» Problem requirements:
Everything in the records must be copied exactly, apart from the pictures.

» Materials provided:
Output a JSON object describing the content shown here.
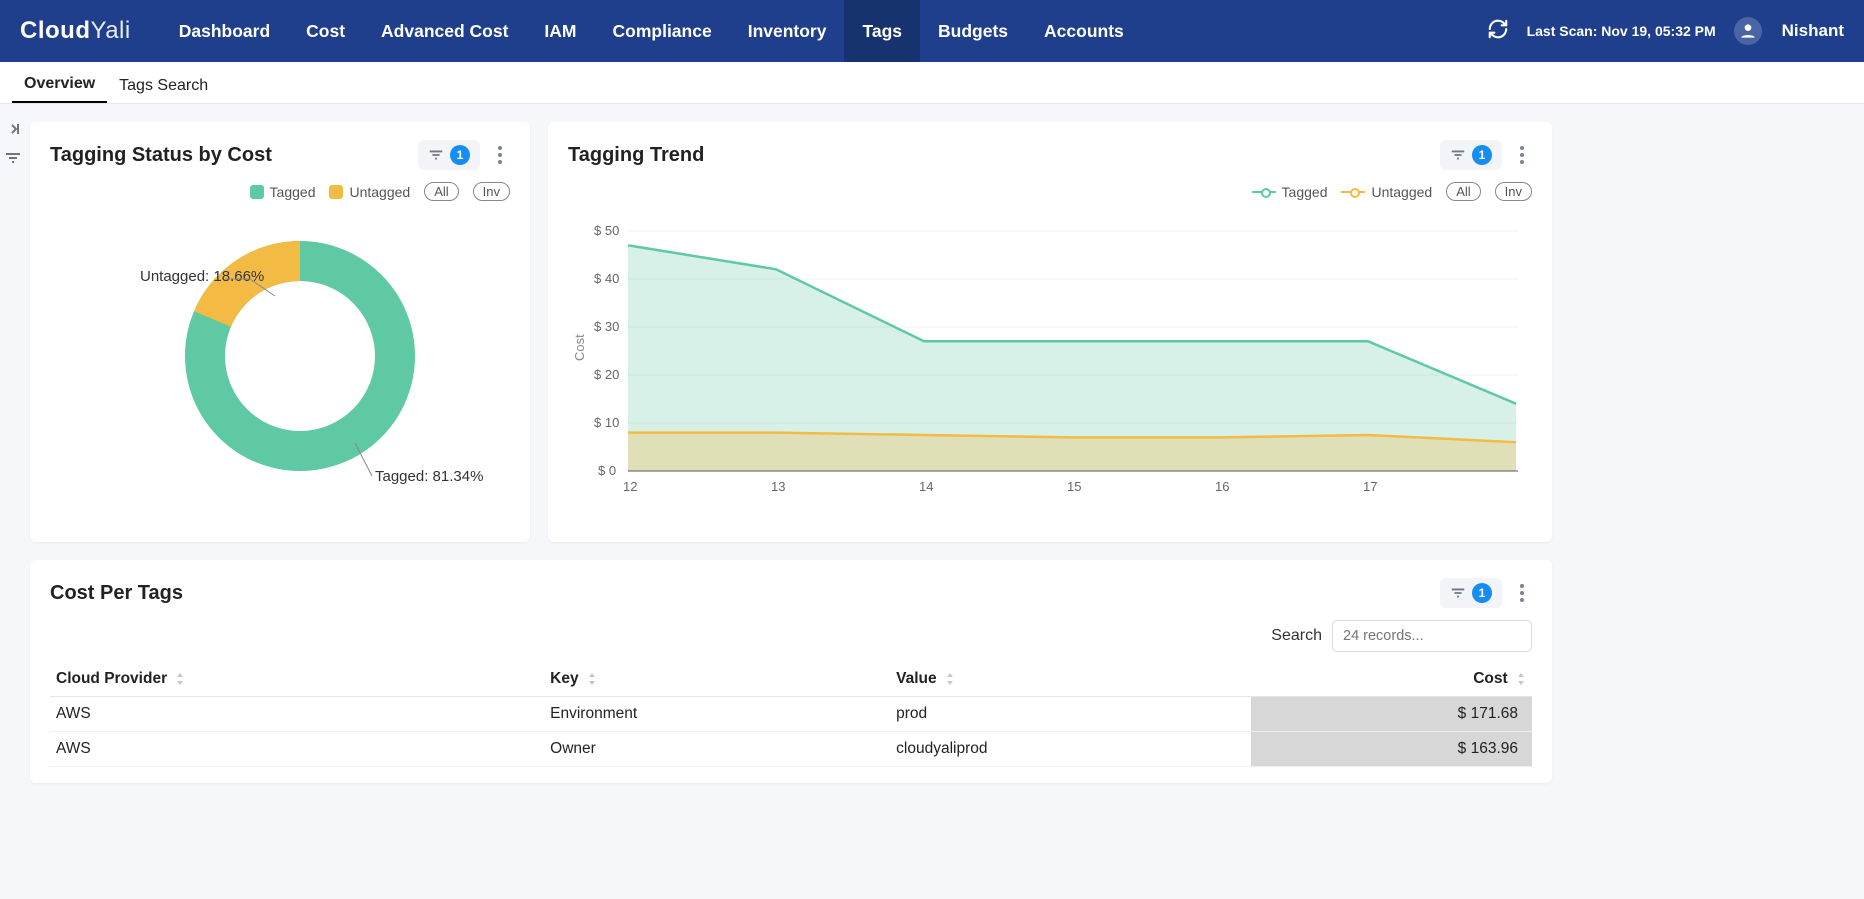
{
  "brand": {
    "part1": "Cloud",
    "part2": "Yali"
  },
  "nav": {
    "items": [
      "Dashboard",
      "Cost",
      "Advanced Cost",
      "IAM",
      "Compliance",
      "Inventory",
      "Tags",
      "Budgets",
      "Accounts"
    ],
    "active": "Tags"
  },
  "header": {
    "last_scan": "Last Scan: Nov 19, 05:32 PM",
    "user": "Nishant"
  },
  "subtabs": {
    "items": [
      "Overview",
      "Tags Search"
    ],
    "active": "Overview"
  },
  "cards": {
    "donut": {
      "title": "Tagging Status by Cost",
      "filter_badge": "1",
      "legend": {
        "tagged": "Tagged",
        "untagged": "Untagged",
        "all": "All",
        "inv": "Inv"
      },
      "labels": {
        "tagged": "Tagged: 81.34%",
        "untagged": "Untagged: 18.66%"
      }
    },
    "trend": {
      "title": "Tagging Trend",
      "filter_badge": "1",
      "legend": {
        "tagged": "Tagged",
        "untagged": "Untagged",
        "all": "All",
        "inv": "Inv"
      },
      "ylabel": "Cost",
      "yticks": [
        "$ 0",
        "$ 10",
        "$ 20",
        "$ 30",
        "$ 40",
        "$ 50"
      ],
      "xticks": [
        "12",
        "13",
        "14",
        "15",
        "16",
        "17"
      ]
    },
    "table": {
      "title": "Cost Per Tags",
      "filter_badge": "1",
      "search_label": "Search",
      "search_placeholder": "24 records...",
      "columns": [
        "Cloud Provider",
        "Key",
        "Value",
        "Cost"
      ],
      "rows": [
        {
          "provider": "AWS",
          "key": "Environment",
          "value": "prod",
          "cost": "$ 171.68"
        },
        {
          "provider": "AWS",
          "key": "Owner",
          "value": "cloudyaliprod",
          "cost": "$ 163.96"
        }
      ]
    }
  },
  "chart_data": [
    {
      "type": "pie",
      "title": "Tagging Status by Cost",
      "series": [
        {
          "name": "Tagged",
          "value": 81.34,
          "color": "#5ec9a3"
        },
        {
          "name": "Untagged",
          "value": 18.66,
          "color": "#f3bb44"
        }
      ]
    },
    {
      "type": "area",
      "title": "Tagging Trend",
      "xlabel": "",
      "ylabel": "Cost",
      "ylim": [
        0,
        50
      ],
      "x": [
        12,
        13,
        14,
        15,
        16,
        17,
        18
      ],
      "series": [
        {
          "name": "Tagged",
          "color": "#5ec9a3",
          "values": [
            47,
            42,
            27,
            27,
            27,
            27,
            14
          ]
        },
        {
          "name": "Untagged",
          "color": "#f3bb44",
          "values": [
            8,
            8,
            7.5,
            7,
            7,
            7.5,
            6
          ]
        }
      ]
    }
  ]
}
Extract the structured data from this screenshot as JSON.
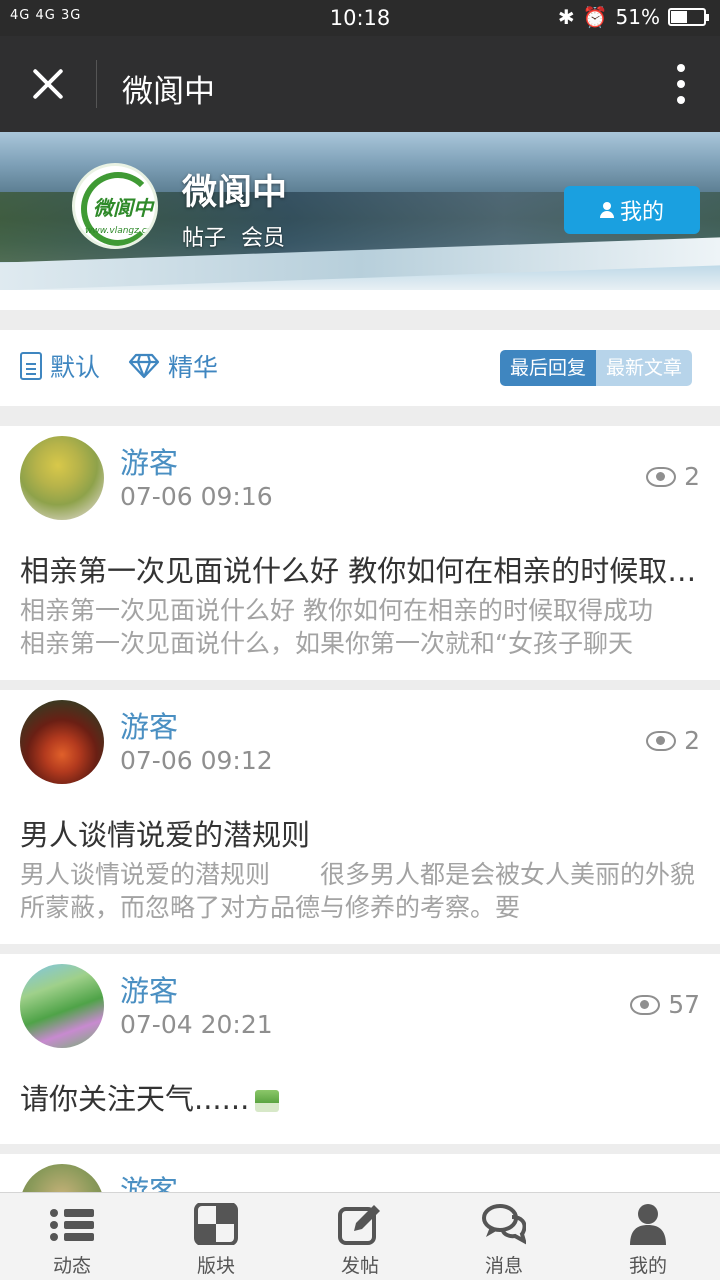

» Output for this task:
Output a JSON object describing the content shown here.
{
  "brand": {
    "part1": "Cloud",
    "part2": "Yali"
  },
  "nav": {
    "items": [
      "Dashboard",
      "Cost",
      "Advanced Cost",
      "IAM",
      "Compliance",
      "Inventory",
      "Tags",
      "Budgets",
      "Accounts"
    ],
    "active": "Tags"
  },
  "header": {
    "last_scan": "Last Scan: Nov 19, 05:32 PM",
    "user": "Nishant"
  },
  "subtabs": {
    "items": [
      "Overview",
      "Tags Search"
    ],
    "active": "Overview"
  },
  "cards": {
    "donut": {
      "title": "Tagging Status by Cost",
      "filter_badge": "1",
      "legend": {
        "tagged": "Tagged",
        "untagged": "Untagged",
        "all": "All",
        "inv": "Inv"
      },
      "labels": {
        "tagged": "Tagged: 81.34%",
        "untagged": "Untagged: 18.66%"
      }
    },
    "trend": {
      "title": "Tagging Trend",
      "filter_badge": "1",
      "legend": {
        "tagged": "Tagged",
        "untagged": "Untagged",
        "all": "All",
        "inv": "Inv"
      },
      "ylabel": "Cost",
      "yticks": [
        "$ 0",
        "$ 10",
        "$ 20",
        "$ 30",
        "$ 40",
        "$ 50"
      ],
      "xticks": [
        "12",
        "13",
        "14",
        "15",
        "16",
        "17"
      ]
    },
    "table": {
      "title": "Cost Per Tags",
      "filter_badge": "1",
      "search_label": "Search",
      "search_placeholder": "24 records...",
      "columns": [
        "Cloud Provider",
        "Key",
        "Value",
        "Cost"
      ],
      "rows": [
        {
          "provider": "AWS",
          "key": "Environment",
          "value": "prod",
          "cost": "$ 171.68"
        },
        {
          "provider": "AWS",
          "key": "Owner",
          "value": "cloudyaliprod",
          "cost": "$ 163.96"
        }
      ]
    }
  },
  "chart_data": [
    {
      "type": "pie",
      "title": "Tagging Status by Cost",
      "series": [
        {
          "name": "Tagged",
          "value": 81.34,
          "color": "#5ec9a3"
        },
        {
          "name": "Untagged",
          "value": 18.66,
          "color": "#f3bb44"
        }
      ]
    },
    {
      "type": "area",
      "title": "Tagging Trend",
      "xlabel": "",
      "ylabel": "Cost",
      "ylim": [
        0,
        50
      ],
      "x": [
        12,
        13,
        14,
        15,
        16,
        17,
        18
      ],
      "series": [
        {
          "name": "Tagged",
          "color": "#5ec9a3",
          "values": [
            47,
            42,
            27,
            27,
            27,
            27,
            14
          ]
        },
        {
          "name": "Untagged",
          "color": "#f3bb44",
          "values": [
            8,
            8,
            7.5,
            7,
            7,
            7.5,
            6
          ]
        }
      ]
    }
  ]
}
Extract the structured data from this screenshot as JSON.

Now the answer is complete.